"Public safety is our number one priority," Maj. Gen. Merdith W.B. Temple, acting commanding general of the U.S. Army Corps of Engineers, said.  "The increase in deaths at USACE parks this year is of great concern to us. We want to do everything we can to make people aware of potential risks when they visit one of our recreation areas, and how to make good decisions that will improve safety for themselves, families and friends."

Tracy Fancher, acting chief of operations in Little Rock District and operations manager over Bull Shoals and Norfork lakes, echoed the general's concerns.

"The single most important thing visitors to the region's lakes and rivers can do to protect themselves and their loved ones from drowning is to ensure everyone in your group wears a life jacket when on or in the water," Fancher said.  "Few people drown while wearing a life jacket.  Somehow we have got to get people to change their behavior and start wearing life jackets."

The next most important thing is to avoid drinking alcohol, he said.

"Alcohol consumption is typically involved in a disproportionate share of drownings."
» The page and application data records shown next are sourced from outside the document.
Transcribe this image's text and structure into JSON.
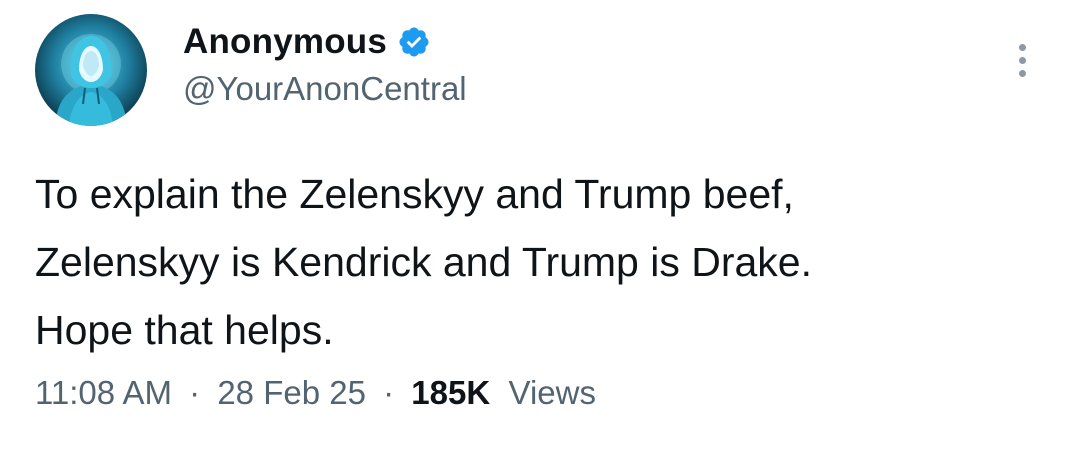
{
  "author": {
    "display_name": "Anonymous",
    "handle": "@YourAnonCentral",
    "verified": true,
    "avatar_icon": "hooded-figure-avatar",
    "verified_icon": "verified-badge-icon",
    "verified_color": "#1d9bf0"
  },
  "tweet": {
    "text_lines": [
      "To explain the Zelenskyy and Trump beef,",
      "Zelenskyy is Kendrick and Trump is Drake.",
      "Hope that helps."
    ]
  },
  "meta": {
    "time": "11:08 AM",
    "separator": "·",
    "date": "28 Feb 25",
    "views_count": "185K",
    "views_label": "Views"
  },
  "actions": {
    "more_icon": "more-vertical-icon"
  },
  "colors": {
    "text_primary": "#0f1419",
    "text_secondary": "#536471",
    "background": "#ffffff"
  }
}
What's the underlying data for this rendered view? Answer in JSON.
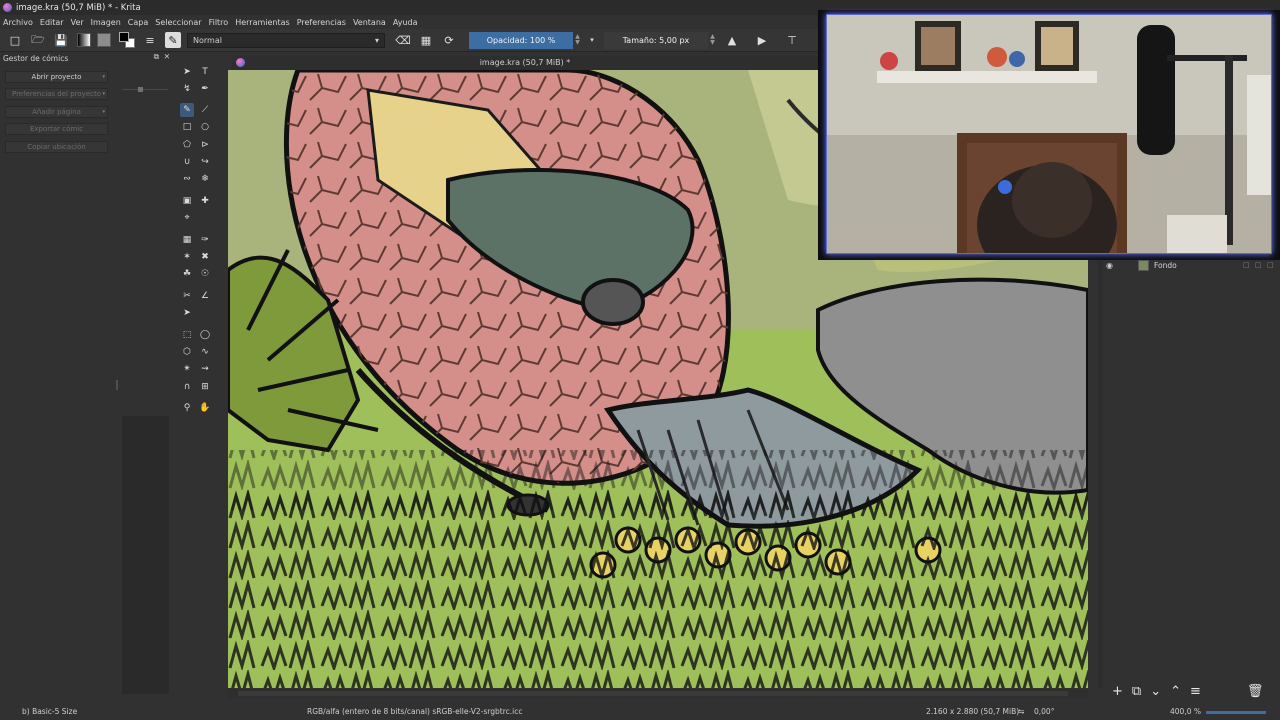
{
  "app": {
    "title": "image.kra (50,7 MiB) * - Krita"
  },
  "menu": [
    "Archivo",
    "Editar",
    "Ver",
    "Imagen",
    "Capa",
    "Seleccionar",
    "Filtro",
    "Herramientas",
    "Preferencias",
    "Ventana",
    "Ayuda"
  ],
  "toolbar": {
    "blend_mode": "Normal",
    "opacity_label": "Opacidad: 100 %",
    "size_label": "Tamaño: 5,00 px"
  },
  "comics_manager": {
    "title": "Gestor de cómics",
    "buttons": [
      "Abrir proyecto",
      "Preferencias del proyecto",
      "Añadir página",
      "Exportar cómic",
      "Copiar ubicación"
    ]
  },
  "canvas": {
    "document_title": "image.kra (50,7 MiB) *"
  },
  "layers": {
    "items": [
      {
        "name": "Fondo"
      }
    ]
  },
  "status": {
    "brush_preset": "b) Basic-5 Size",
    "color_profile": "RGB/alfa (entero de 8 bits/canal)  sRGB-elle-V2-srgbtrc.icc",
    "image_size": "2.160 x 2.880 (50,7 MiB)",
    "rotation": "0,00°",
    "zoom": "400,0 %"
  },
  "colors": {
    "accent": "#3c6ea3",
    "background": "#313131",
    "foreground": "#000000",
    "background_color_swatch": "#ffffff"
  },
  "icons": {
    "toolbar": [
      "new-document-icon",
      "open-document-icon",
      "save-icon",
      "gradient-icon",
      "pattern-icon",
      "fg-bg-color-icon",
      "brush-settings-icon",
      "brush-preset-icon",
      "eraser-icon",
      "preserve-alpha-icon",
      "reload-preset-icon",
      "mirror-horizontal-icon",
      "mirror-vertical-icon",
      "wrap-icon"
    ],
    "tools": [
      "select-shapes-icon",
      "text-icon",
      "edit-shapes-icon",
      "calligraphy-icon",
      "freehand-brush-icon",
      "line-icon",
      "rectangle-icon",
      "ellipse-icon",
      "polygon-icon",
      "polyline-icon",
      "bezier-icon",
      "freehand-path-icon",
      "dynamic-brush-icon",
      "multibrush-icon",
      "transform-icon",
      "move-icon",
      "crop-icon",
      "gradient-tool-icon",
      "color-picker-icon",
      "colorize-mask-icon",
      "smart-patch-icon",
      "fill-icon",
      "fill-enclose-icon",
      "assistant-icon",
      "measure-icon",
      "reference-icon",
      "rect-select-icon",
      "ellipse-select-icon",
      "polygon-select-icon",
      "freehand-select-icon",
      "contiguous-select-icon",
      "similar-select-icon",
      "bezier-select-icon",
      "magnetic-select-icon",
      "zoom-icon",
      "pan-icon"
    ]
  }
}
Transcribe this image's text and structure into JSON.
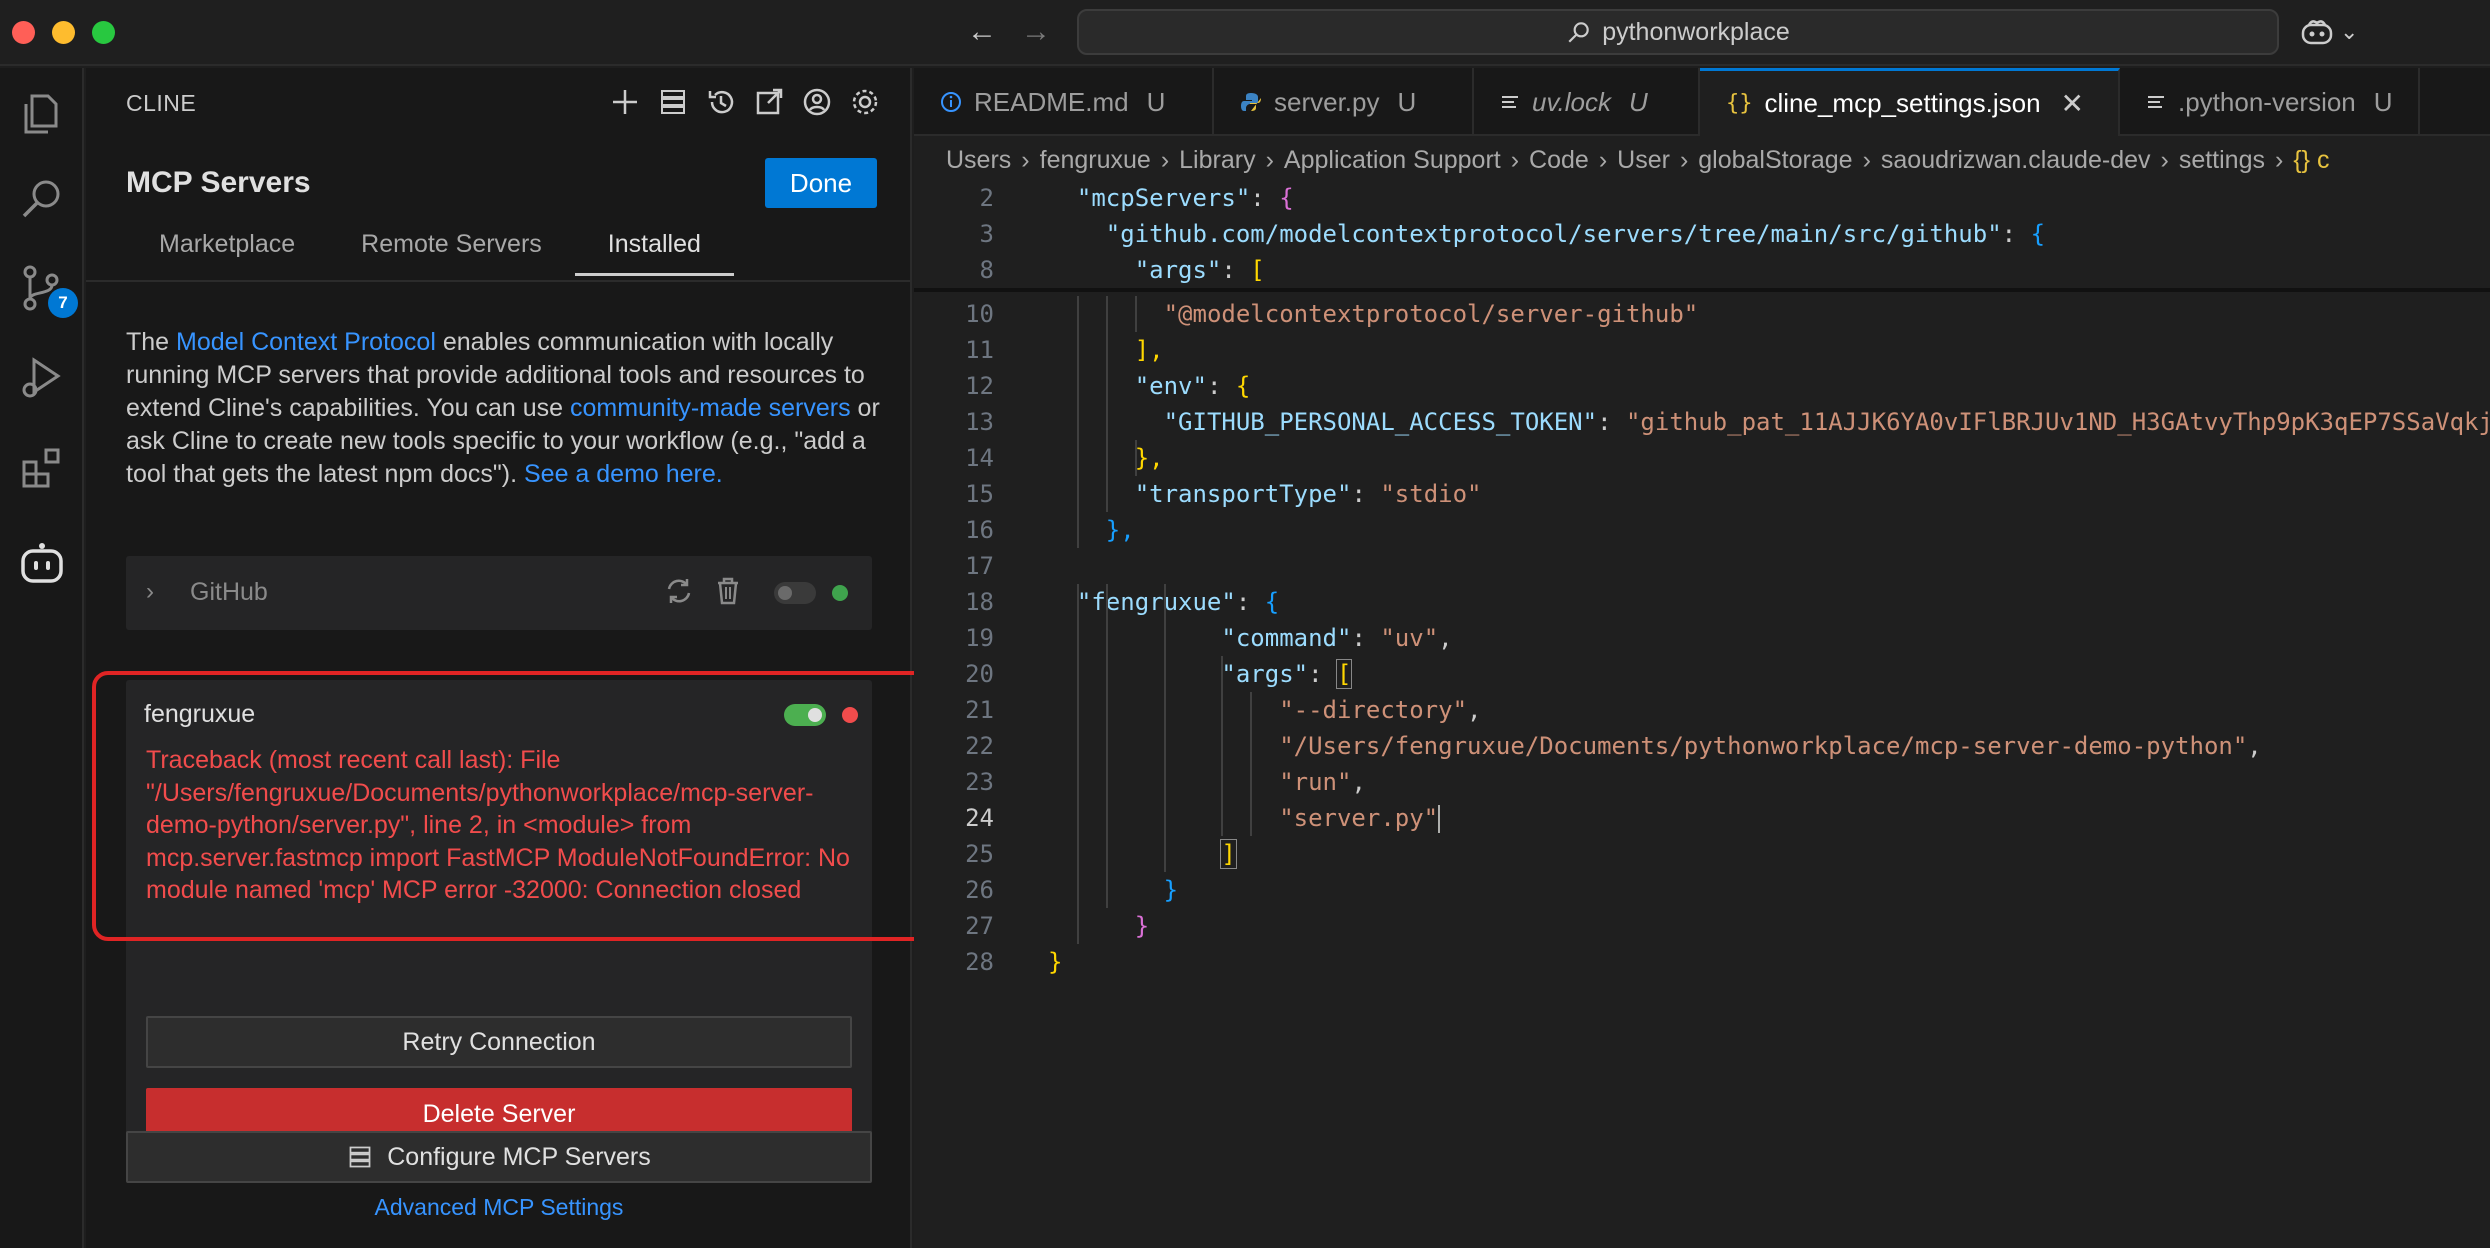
{
  "window": {
    "search_text": "pythonworkplace"
  },
  "activity_bar": {
    "source_control_badge": "7"
  },
  "sidebar": {
    "title": "CLINE",
    "heading": "MCP Servers",
    "done_label": "Done",
    "tabs": [
      "Marketplace",
      "Remote Servers",
      "Installed"
    ],
    "intro": {
      "part1": "The ",
      "link1": "Model Context Protocol",
      "part2": " enables communication with locally running MCP servers that provide additional tools and resources to extend Cline's capabilities. You can use ",
      "link2": "community-made servers",
      "part3": " or ask Cline to create new tools specific to your workflow (e.g., \"add a tool that gets the latest npm docs\"). ",
      "link3": "See a demo here."
    },
    "servers": [
      {
        "name": "GitHub",
        "enabled": false,
        "status_color": "#3fa34d"
      },
      {
        "name": "fengruxue",
        "enabled": true,
        "status_color": "#f14c4c",
        "error": "Traceback (most recent call last): File \"/Users/fengruxue/Documents/pythonworkplace/mcp-server-demo-python/server.py\", line 2, in <module> from mcp.server.fastmcp import FastMCP ModuleNotFoundError: No module named 'mcp' MCP error -32000: Connection closed"
      }
    ],
    "retry_label": "Retry Connection",
    "delete_label": "Delete Server",
    "configure_label": "Configure MCP Servers",
    "advanced_label": "Advanced MCP Settings"
  },
  "editor": {
    "tabs": [
      {
        "label": "README.md",
        "badge": "U",
        "icon": "info-icon"
      },
      {
        "label": "server.py",
        "badge": "U",
        "icon": "python-icon"
      },
      {
        "label": "uv.lock",
        "badge": "U",
        "icon": "lines-icon"
      },
      {
        "label": "cline_mcp_settings.json",
        "badge": "",
        "icon": "json-icon"
      },
      {
        "label": ".python-version",
        "badge": "U",
        "icon": "lines-icon"
      }
    ],
    "breadcrumbs": [
      "Users",
      "fengruxue",
      "Library",
      "Application Support",
      "Code",
      "User",
      "globalStorage",
      "saoudrizwan.claude-dev",
      "settings",
      "{} c"
    ],
    "code_lines": [
      {
        "n": "2",
        "k": "\"mcpServers\"",
        "rest": ": {"
      },
      {
        "n": "3",
        "k": "\"github.com/modelcontextprotocol/servers/tree/main/src/github\"",
        "rest": ": {"
      },
      {
        "n": "8",
        "k": "\"args\"",
        "rest": ": ["
      },
      {
        "n": "10",
        "s": "\"@modelcontextprotocol/server-github\""
      },
      {
        "n": "11",
        "rest": "],"
      },
      {
        "n": "12",
        "k": "\"env\"",
        "rest": ": {"
      },
      {
        "n": "13",
        "k": "\"GITHUB_PERSONAL_ACCESS_TOKEN\"",
        "s": "\"github_pat_11AJJK6YA0vIFlBRJUv1ND_H3GAtvyThp9pK3qEP7SSaVqkj"
      },
      {
        "n": "14",
        "rest": "},"
      },
      {
        "n": "15",
        "k": "\"transportType\"",
        "s": "\"stdio\""
      },
      {
        "n": "16",
        "rest": "},"
      },
      {
        "n": "17"
      },
      {
        "n": "18",
        "k": "\"fengruxue\"",
        "rest": ": {"
      },
      {
        "n": "19",
        "k": "\"command\"",
        "s": "\"uv\""
      },
      {
        "n": "20",
        "k": "\"args\"",
        "rest": ": ["
      },
      {
        "n": "21",
        "s": "\"--directory\""
      },
      {
        "n": "22",
        "s": "\"/Users/fengruxue/Documents/pythonworkplace/mcp-server-demo-python\""
      },
      {
        "n": "23",
        "s": "\"run\""
      },
      {
        "n": "24",
        "s": "\"server.py\""
      },
      {
        "n": "25",
        "rest": "]"
      },
      {
        "n": "26",
        "rest": "}"
      },
      {
        "n": "27",
        "rest": "}"
      },
      {
        "n": "28",
        "rest": "}"
      }
    ],
    "current_line": "24"
  }
}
Other tips Corps officials encourage are for visitors to check local water and weather conditions before setting out and to heed recreation warnings, such as small craft advisories, beach closures and the like.

Corps officials say they will continue efforts to promote boating and water safety, and with the public's support they will work to save lives.

More information about water safety is available on Little Rock District's website at www.swl.usace.army.mil, or find us on Facebook at http://www.facebook.com/littlerockusace.